Employment Standards Mediation Factsheet


Part of the mandate of the Employment Standards Branch is to encourage open communication between employers and employees and to provide fair and efficient resolution of disputes. One of the ways the Branch does this is through mediation.

What is mediation?

Mediation is a meeting between the complainant and the employer together with a neutral third party called the mediator. It may be a face-to-face meeting or it may be held by way of a teleconference. In order to encourage settlement, the mediation session is conducted on a “without prejudice” basis. This means that nothing that is said or proposed during mediation forms part of the record if the parties fail to agree and the matter has to proceed to a complaint hearing.

The benefits of mediation

Mediation is an efficient way to resolve disputes, as it can be set up quickly and usually only lasts for a few hours. It gives the parties the opportunity to talk to each other in a neutral environment, and to resolve their issues in a way that is acceptable to both of them.

Because the discussions are conducted on a “without prejudice” basis, the parties can feel free to propose different solutions in order to resolve the complaint.

The mediator

An officer of the Employment Standards Branch will be appointed as the mediator and is responsible for leading the mediation session.

The role of the mediator

The mediator helps the parties to explore possible ways of resolving their dispute by helping them to:

  • Identify what matters are in dispute and what result they want;
  • Establish what facts are agreed upon and which are in dispute; and
  • Clearly state their position and understand the other’s position.

The mediator will explain how the Act applies to the matters in dispute.

The mediator does not represent either party, act as an adviser, or provide legal advice. The mediator has no decision-making authority, and cannot make a ruling on any of the issues.

Attendance at the mediation session

Mediation is an important step in the complaint resolution process, and the parties are expected to make themselves available.

If one or both of the parties does not attend the mediation session, the matter may be referred to a different officer of the Branch for a formal hearing and decision. This is called adjudication. Matters not referred to a hearing are referred to another officer for investigation.

Preparing for the mediation session

The parties should review the information they have that relates to the dispute and make sure they have all of the documents that they wish to rely on at the mediation session, including any records the Branch may have requested them to produce.
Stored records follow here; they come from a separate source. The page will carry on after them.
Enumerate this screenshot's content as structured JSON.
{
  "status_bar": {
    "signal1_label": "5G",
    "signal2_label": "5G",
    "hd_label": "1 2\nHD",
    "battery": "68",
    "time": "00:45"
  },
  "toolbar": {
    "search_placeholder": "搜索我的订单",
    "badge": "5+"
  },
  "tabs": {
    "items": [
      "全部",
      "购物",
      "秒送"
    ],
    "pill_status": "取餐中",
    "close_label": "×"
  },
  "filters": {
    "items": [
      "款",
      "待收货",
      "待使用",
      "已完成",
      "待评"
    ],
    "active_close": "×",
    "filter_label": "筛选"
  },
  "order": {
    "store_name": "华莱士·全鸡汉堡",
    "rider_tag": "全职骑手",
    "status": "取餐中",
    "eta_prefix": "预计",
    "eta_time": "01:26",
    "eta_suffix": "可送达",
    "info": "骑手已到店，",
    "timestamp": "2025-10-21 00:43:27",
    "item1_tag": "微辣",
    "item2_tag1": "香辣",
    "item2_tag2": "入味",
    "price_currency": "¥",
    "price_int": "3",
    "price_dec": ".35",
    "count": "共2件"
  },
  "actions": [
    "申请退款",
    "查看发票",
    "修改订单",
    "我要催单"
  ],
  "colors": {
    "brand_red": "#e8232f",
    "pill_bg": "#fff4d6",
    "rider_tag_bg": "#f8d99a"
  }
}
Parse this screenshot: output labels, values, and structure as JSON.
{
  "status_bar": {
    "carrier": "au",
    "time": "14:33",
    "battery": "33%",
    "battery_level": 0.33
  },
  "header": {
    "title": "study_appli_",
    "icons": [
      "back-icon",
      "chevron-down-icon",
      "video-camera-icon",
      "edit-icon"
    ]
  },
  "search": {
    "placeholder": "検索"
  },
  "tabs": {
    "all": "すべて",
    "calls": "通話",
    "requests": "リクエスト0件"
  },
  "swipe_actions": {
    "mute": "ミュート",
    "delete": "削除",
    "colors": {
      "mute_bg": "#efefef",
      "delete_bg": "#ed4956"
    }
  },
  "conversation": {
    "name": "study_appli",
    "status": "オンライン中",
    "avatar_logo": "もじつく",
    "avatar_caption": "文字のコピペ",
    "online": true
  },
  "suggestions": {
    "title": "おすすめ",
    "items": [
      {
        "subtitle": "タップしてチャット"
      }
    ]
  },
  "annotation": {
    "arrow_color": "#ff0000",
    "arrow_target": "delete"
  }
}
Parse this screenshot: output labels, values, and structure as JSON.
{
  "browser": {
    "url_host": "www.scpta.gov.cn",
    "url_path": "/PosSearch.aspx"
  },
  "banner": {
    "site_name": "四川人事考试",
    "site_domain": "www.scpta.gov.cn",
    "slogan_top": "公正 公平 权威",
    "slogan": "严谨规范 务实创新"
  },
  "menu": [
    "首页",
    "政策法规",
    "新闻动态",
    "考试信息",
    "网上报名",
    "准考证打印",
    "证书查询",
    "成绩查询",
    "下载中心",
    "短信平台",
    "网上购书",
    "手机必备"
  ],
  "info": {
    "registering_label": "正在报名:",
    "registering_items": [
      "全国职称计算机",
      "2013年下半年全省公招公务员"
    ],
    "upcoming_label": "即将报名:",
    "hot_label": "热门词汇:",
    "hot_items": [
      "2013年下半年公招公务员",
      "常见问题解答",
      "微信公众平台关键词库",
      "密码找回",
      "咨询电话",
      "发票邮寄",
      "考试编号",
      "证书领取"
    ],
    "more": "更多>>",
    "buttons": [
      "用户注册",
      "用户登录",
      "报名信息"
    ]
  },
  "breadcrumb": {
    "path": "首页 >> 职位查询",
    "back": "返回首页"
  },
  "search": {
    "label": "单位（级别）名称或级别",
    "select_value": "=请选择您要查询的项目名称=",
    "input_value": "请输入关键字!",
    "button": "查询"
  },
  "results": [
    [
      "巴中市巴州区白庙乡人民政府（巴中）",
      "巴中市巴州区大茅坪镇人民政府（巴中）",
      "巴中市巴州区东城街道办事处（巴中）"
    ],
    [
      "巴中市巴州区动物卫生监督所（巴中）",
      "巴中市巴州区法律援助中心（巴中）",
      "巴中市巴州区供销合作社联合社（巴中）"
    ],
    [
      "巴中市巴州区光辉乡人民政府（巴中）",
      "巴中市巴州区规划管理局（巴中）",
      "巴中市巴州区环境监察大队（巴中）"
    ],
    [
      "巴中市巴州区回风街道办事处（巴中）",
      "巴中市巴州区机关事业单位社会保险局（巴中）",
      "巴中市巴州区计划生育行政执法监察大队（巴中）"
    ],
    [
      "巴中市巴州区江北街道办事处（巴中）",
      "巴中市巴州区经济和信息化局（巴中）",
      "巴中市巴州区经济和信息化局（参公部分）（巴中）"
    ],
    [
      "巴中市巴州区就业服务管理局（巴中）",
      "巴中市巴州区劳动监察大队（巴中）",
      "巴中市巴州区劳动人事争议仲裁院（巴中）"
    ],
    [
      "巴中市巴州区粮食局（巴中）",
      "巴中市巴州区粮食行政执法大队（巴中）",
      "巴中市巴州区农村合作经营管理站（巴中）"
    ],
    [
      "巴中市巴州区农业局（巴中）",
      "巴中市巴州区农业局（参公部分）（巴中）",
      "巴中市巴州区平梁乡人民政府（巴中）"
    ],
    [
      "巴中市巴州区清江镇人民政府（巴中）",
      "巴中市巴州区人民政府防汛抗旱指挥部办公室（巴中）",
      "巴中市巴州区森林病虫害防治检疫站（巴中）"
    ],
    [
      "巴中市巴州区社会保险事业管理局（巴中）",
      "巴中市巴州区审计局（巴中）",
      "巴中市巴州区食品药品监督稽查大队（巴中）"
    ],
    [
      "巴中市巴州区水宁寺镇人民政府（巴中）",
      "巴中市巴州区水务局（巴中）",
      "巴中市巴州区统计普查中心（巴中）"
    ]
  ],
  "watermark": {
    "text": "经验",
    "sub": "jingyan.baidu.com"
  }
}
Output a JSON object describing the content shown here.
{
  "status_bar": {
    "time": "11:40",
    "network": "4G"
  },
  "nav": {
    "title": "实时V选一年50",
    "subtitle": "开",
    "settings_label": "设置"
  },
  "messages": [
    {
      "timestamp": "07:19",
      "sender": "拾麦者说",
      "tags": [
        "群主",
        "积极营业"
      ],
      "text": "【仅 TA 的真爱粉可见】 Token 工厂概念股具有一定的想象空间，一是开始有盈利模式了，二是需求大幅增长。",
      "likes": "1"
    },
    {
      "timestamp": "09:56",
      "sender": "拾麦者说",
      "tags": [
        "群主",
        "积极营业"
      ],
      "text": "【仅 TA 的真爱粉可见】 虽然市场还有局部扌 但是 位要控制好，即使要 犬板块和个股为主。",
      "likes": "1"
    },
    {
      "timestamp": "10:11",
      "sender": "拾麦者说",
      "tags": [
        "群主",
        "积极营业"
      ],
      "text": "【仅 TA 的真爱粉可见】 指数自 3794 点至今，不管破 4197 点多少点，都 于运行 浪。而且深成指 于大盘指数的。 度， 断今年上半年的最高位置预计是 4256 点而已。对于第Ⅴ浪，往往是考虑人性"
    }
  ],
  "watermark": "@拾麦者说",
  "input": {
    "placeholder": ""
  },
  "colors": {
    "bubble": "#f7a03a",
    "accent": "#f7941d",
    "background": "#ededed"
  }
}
What to bring to the mediation session

Both the employer and the complainant will be given an opportunity to tell their story. They should bring any relevant records or documents such as pay stubs, calendars, time sheets, letters, etc.

The parties may bring a friend, spouse, accountant or legal counsel with them if they wish. However, the mediation is between the parties and the mediator has discretion to limit participation by others.

It is important, especially for employers, to ensure that whoever attends the mediation has the authority to enter into a binding agreement to resolve the matter.

Translation assistance

If a party wishes translation assistance, they must bring their own translator, as the Branch does not provide this service.

Reaching an agreement at mediation

If the dispute is resolved at mediation, the mediator will assist the parties in writing the terms of their agreement in a document called a “settlement agreement”. The parties will sign the settlement agreement and both will receive a copy. Once the parties have signed the agreement it becomes a legal document, which can be filed and enforced in B.C. Supreme Court in the same manner as a judgment of the court.

Failure to reach an agreement at mediation

If the parties can’t reach an agreement, the issue will proceed to a hearing or investigation with a different officer of the Employment Standards Branch.

Although the discussions are “without prejudice”, any documents provided will form part of the record and will remain in the file.

For more information on the hearing process, please see the Complaint Hearings factsheet.


Employment Standards Branch
Province of British Columbia

This factsheet has been prepared for general information purposes. It is not a legal document. Please refer to the Employment Standards Act and Regulation for purposes of interpretation and application of the law. July 2016

For more information, please contact the Employment Standards Branch.